**Instructions to follow**
Here is a listing. Write it out again without a single difference.

═════ Exercise data ═════

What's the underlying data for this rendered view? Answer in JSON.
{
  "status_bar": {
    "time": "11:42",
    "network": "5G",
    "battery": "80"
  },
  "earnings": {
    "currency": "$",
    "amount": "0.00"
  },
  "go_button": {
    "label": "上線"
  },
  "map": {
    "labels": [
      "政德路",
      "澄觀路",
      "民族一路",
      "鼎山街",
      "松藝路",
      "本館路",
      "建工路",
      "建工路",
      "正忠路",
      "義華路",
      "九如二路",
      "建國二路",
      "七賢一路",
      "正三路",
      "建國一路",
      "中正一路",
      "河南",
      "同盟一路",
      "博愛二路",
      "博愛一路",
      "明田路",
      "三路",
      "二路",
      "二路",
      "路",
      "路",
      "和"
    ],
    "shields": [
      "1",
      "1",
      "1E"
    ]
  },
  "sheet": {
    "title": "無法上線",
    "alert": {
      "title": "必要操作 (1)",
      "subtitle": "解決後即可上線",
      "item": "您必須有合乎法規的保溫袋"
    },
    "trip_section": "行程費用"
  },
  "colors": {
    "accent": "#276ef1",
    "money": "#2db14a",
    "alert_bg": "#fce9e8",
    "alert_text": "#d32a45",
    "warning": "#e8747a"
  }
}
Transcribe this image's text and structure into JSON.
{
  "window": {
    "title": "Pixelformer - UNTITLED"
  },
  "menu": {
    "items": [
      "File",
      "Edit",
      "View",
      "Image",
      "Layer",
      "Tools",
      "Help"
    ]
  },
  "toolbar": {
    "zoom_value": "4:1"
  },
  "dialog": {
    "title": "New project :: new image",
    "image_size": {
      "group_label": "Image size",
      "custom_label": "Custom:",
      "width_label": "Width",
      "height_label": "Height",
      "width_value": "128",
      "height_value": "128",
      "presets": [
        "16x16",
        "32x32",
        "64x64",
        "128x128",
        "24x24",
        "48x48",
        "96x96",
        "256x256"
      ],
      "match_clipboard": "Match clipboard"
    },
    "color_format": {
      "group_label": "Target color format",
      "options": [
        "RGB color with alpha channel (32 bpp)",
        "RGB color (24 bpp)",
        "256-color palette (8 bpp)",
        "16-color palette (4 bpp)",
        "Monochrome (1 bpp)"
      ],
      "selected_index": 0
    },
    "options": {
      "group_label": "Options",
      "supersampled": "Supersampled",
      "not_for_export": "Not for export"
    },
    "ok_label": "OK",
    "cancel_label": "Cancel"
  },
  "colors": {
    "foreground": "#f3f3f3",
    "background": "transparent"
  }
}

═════

**Answer to this problem**
What's the underlying data for this rendered view? Answer in JSON.
{
  "status_bar": {
    "time": "11:42",
    "network": "5G",
    "battery": "80"
  },
  "earnings": {
    "currency": "$",
    "amount": "0.00"
  },
  "go_button": {
    "label": "上線"
  },
  "map": {
    "labels": [
      "政德路",
      "澄觀路",
      "民族一路",
      "鼎山街",
      "松藝路",
      "本館路",
      "建工路",
      "建工路",
      "正忠路",
      "義華路",
      "九如二路",
      "建國二路",
      "七賢一路",
      "正三路",
      "建國一路",
      "中正一路",
      "河南",
      "同盟一路",
      "博愛二路",
      "博愛一路",
      "明田路",
      "三路",
      "二路",
      "二路",
      "路",
      "路",
      "和"
    ],
    "shields": [
      "1",
      "1",
      "1E"
    ]
  },
  "sheet": {
    "title": "無法上線",
    "alert": {
      "title": "必要操作 (1)",
      "subtitle": "解決後即可上線",
      "item": "您必須有合乎法規的保溫袋"
    },
    "trip_section": "行程費用"
  },
  "colors": {
    "accent": "#276ef1",
    "money": "#2db14a",
    "alert_bg": "#fce9e8",
    "alert_text": "#d32a45",
    "warning": "#e8747a"
  }
}
Transcribe this image's text and structure into JSON.
{
  "window": {
    "title": "Pixelformer - UNTITLED"
  },
  "menu": {
    "items": [
      "File",
      "Edit",
      "View",
      "Image",
      "Layer",
      "Tools",
      "Help"
    ]
  },
  "toolbar": {
    "zoom_value": "4:1"
  },
  "dialog": {
    "title": "New project :: new image",
    "image_size": {
      "group_label": "Image size",
      "custom_label": "Custom:",
      "width_label": "Width",
      "height_label": "Height",
      "width_value": "128",
      "height_value": "128",
      "presets": [
        "16x16",
        "32x32",
        "64x64",
        "128x128",
        "24x24",
        "48x48",
        "96x96",
        "256x256"
      ],
      "match_clipboard": "Match clipboard"
    },
    "color_format": {
      "group_label": "Target color format",
      "options": [
        "RGB color with alpha channel (32 bpp)",
        "RGB color (24 bpp)",
        "256-color palette (8 bpp)",
        "16-color palette (4 bpp)",
        "Monochrome (1 bpp)"
      ],
      "selected_index": 0
    },
    "options": {
      "group_label": "Options",
      "supersampled": "Supersampled",
      "not_for_export": "Not for export"
    },
    "ok_label": "OK",
    "cancel_label": "Cancel"
  },
  "colors": {
    "foreground": "#f3f3f3",
    "background": "transparent"
  }
}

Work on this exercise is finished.